Reading Leads Authors to Self Discovery


Jane Maiocco, Staff Writer

Moraga authors Darrion Theodore Carlyle, Linda Foley, and Al Foley answered questions about their writing careers, and their recent publications, on May 24 at an author festival hosted by the campus library.

Al Foley wrote his novel, Caleb’s Watch, for a “new challenge.” Linda Foley is the author of Caught in the Moment and Carlyle wrote Down By The Creek.

Librarian Sarah Morgan said, “The students who came were very engaged and I thought that the authors that came had fun talking about their craft because sometimes when you’re an author or any particular job, you work in your office or in your own brain so you don’t really get to share, so I think they had a fun time sharing.”

All 3 authors noted that their love for reading inspired their writing careers.  “I got into writing because I read a lot,” Carlyle said.

“I used to make believe I was sick so I could stay home and read…I don’t understand how people don’t read,” Linda Foley said.

When Linda Foley moved to the United States from Germany. She said she “had issues assimilating” so she kept a diary. “I encourage a lot of young people to keep diaries.”

Carlyle talked about the importance of writing to help him discover himself. “I understood who I was through my writing and so the journey of self-learning is something that I feel students can understand just by jotting some things down,” he said. “It was just my way of expressing my emotions and I didn’t learn about that until I got older but when I think back about it now it just me trying to learn how to express myself.”

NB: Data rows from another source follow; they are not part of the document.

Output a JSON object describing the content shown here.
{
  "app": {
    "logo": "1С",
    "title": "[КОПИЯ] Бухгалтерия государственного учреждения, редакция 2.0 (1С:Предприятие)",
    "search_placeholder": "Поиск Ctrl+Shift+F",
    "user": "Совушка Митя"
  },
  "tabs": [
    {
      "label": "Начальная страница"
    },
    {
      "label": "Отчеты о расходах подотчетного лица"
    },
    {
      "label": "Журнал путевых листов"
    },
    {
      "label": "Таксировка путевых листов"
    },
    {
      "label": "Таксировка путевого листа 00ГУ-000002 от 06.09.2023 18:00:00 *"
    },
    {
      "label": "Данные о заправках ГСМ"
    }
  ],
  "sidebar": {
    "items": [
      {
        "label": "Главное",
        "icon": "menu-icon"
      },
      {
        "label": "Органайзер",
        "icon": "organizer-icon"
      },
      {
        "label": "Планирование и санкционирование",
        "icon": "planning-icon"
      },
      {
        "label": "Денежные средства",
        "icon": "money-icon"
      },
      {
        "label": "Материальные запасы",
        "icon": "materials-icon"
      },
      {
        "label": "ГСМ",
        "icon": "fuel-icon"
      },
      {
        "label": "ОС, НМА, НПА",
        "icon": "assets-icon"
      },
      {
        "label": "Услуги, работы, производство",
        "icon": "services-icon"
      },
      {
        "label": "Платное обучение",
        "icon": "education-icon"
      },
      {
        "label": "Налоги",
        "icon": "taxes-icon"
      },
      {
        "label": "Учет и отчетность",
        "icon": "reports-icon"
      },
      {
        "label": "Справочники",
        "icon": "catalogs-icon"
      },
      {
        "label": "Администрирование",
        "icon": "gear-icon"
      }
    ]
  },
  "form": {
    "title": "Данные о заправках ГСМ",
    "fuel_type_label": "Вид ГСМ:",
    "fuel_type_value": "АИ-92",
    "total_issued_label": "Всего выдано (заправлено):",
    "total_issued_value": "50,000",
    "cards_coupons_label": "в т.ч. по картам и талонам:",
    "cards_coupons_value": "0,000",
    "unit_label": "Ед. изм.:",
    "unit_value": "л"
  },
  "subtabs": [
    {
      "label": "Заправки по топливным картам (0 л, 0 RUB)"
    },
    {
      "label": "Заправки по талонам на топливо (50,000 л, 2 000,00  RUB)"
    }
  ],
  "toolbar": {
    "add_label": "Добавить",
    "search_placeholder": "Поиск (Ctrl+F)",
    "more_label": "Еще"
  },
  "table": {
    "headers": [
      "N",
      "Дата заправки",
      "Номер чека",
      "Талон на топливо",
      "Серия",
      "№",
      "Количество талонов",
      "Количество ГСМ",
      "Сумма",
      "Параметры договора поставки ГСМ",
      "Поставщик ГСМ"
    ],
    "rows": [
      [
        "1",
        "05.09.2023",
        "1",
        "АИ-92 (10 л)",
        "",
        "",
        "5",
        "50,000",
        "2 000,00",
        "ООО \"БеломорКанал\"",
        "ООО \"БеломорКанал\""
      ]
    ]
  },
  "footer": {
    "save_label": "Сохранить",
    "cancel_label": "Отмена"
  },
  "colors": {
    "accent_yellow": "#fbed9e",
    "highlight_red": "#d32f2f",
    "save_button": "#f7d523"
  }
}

Linda Foley also found writing essential for discovering her identity. “Writing is the best way to present who you are. People can take things away from you, they can take your clothes, they can take your money, but you still have your language and it should be treated with respect,” she said. “There’s so much positive to say about just being involved in words because it just brings your inner self to life. It makes you feel better, deeper, and more appreciative.”

According to Morgan, “the most valuable part was for the students to realize that writing is a lifelong process and you don’t just become a published author overnight.”

Carlyle advised young writers to “just be yourself, develop your own style and just have fun with it and you’ll find yourself in the place that you want to be.”